Lesson Plan: For Teachers: A Debate on Contracting Manufacturing
As a class, discuss what measures are in place to protect Canadian workers. In particular, discuss minimum wage legislation and workplace safety. Ask students to consider the following:
- If a company finds minimum wage too expensive for its manufacturing, what other options does it have?
- In what ways, if any, are working life and/or working conditions different in countries other than Canada?
- Do Canadian companies have any obligations to consumers, the community, or to the workforce? If so, what are those obligations?
- Why do clothing prices differ so much?
Outline the Opportunity
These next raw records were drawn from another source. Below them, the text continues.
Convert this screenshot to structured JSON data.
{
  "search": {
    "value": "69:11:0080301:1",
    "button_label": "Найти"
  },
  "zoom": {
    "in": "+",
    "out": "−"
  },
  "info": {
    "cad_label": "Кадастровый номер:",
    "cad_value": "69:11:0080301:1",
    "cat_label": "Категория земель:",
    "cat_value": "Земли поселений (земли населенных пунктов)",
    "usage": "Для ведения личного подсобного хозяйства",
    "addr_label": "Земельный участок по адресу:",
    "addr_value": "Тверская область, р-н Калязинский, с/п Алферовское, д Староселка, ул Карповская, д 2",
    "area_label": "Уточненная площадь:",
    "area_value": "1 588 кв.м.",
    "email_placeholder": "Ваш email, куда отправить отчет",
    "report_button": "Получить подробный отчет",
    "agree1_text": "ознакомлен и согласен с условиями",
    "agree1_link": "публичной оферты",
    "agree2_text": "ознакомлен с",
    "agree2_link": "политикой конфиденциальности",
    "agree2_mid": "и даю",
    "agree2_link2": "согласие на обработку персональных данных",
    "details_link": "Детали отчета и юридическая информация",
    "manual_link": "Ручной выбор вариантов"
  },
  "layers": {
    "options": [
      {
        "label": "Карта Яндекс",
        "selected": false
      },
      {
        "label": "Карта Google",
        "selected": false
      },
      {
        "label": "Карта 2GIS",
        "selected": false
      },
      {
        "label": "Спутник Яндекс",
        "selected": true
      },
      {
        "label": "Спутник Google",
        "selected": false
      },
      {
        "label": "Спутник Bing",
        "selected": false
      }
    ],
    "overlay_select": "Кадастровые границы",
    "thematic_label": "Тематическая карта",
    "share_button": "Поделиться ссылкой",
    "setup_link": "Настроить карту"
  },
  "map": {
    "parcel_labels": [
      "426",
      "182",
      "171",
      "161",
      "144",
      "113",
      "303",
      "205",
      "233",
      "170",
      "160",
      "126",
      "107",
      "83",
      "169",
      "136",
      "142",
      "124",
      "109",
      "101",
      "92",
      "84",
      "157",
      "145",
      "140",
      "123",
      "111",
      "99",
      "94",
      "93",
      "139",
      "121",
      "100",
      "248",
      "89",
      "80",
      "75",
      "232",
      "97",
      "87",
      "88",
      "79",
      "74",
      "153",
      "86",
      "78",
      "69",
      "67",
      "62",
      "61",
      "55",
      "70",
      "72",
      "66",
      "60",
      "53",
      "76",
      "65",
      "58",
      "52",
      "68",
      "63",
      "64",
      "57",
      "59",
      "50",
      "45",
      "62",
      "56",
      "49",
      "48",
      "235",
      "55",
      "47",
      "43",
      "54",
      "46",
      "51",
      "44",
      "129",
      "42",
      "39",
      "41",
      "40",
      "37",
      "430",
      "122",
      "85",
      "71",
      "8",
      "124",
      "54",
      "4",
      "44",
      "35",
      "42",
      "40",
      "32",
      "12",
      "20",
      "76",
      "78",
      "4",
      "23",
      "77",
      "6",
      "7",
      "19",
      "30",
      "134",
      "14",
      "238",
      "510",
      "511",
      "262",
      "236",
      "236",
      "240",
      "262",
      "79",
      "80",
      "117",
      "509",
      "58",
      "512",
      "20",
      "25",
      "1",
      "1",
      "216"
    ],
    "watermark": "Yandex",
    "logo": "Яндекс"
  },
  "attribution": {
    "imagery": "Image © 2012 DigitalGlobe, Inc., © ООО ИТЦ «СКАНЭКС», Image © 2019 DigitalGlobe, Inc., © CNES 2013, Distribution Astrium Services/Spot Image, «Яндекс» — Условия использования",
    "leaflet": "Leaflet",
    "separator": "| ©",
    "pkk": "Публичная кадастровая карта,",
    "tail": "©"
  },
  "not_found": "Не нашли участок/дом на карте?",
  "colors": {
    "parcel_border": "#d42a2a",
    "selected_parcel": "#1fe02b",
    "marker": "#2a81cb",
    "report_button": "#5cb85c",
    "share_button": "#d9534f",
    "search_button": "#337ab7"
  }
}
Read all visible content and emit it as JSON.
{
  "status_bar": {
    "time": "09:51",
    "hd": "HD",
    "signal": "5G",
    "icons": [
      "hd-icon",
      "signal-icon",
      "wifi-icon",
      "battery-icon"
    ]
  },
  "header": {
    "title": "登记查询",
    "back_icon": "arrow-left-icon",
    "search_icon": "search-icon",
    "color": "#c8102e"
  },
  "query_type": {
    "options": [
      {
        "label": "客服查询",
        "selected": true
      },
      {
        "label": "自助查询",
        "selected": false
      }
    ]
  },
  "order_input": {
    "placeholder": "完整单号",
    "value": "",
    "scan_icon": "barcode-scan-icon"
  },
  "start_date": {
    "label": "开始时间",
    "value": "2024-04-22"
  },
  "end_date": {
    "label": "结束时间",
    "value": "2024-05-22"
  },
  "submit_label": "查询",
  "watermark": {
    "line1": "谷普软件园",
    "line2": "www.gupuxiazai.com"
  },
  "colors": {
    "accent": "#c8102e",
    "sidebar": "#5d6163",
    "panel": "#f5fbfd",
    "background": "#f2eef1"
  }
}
Divide the class into debate groups. Present the following statements:
a. Contracting inexpensive labour in developing countries benefits those workers as well as Canadian consumers.
b. Contracting inexpensive labour in developing countries is unfair to those workers as well as to Canadian workers.
Assign a position to groups. Distribute the download sheet A Debate on Contracting Manufacturing and review it as a class so that students understand how to structure their debates.
Direct students to the topic Sewing Seeds: Clothing Workers Fight for Better Conditions on the CBC Digital Archives website and have them view the clip "Favouring foreign contracts." Students can take notes on the download sheet as they research. Provide a class period for students to engage in the debate.
Assessment Tip: Students can evaluate their own or their peers' performance using a checklist such as the following. Students can mark each category from 5 (best) to 1 (worst) and add up the marks for a total.
- Clear opening statement of position
- Three good reasons to support the position
- Two facts for each reason
- Brief conclusion to summarize position
- Appropriate and effective speaking style
- Appropriate body language
- Well-planned response to opponent
- Thorough knowledge of the subject
- Organized and prepared for debate
Revisit and Reflect
Debrief as a class on the debate, ensuring students have an opportunity to discuss issues that might not have been discussed by all during the formal debate. Moderate their discussion to be sure that students stay on topic and that their statements remain impersonal.
Though the most recent clip in this series is dated 1993, contracting out to workers in developing countries (often called outsourcing) continues to be a hotly debated issue. Outsourcing has grown to include other jobs, even those in the white-collar sector. New and emerging technologies have played a significant role in how companies outsource work. Students can examine recent articles and discuss how technology has changed outsourcing of work. Has technology increased or decreased this phenomenon? Why?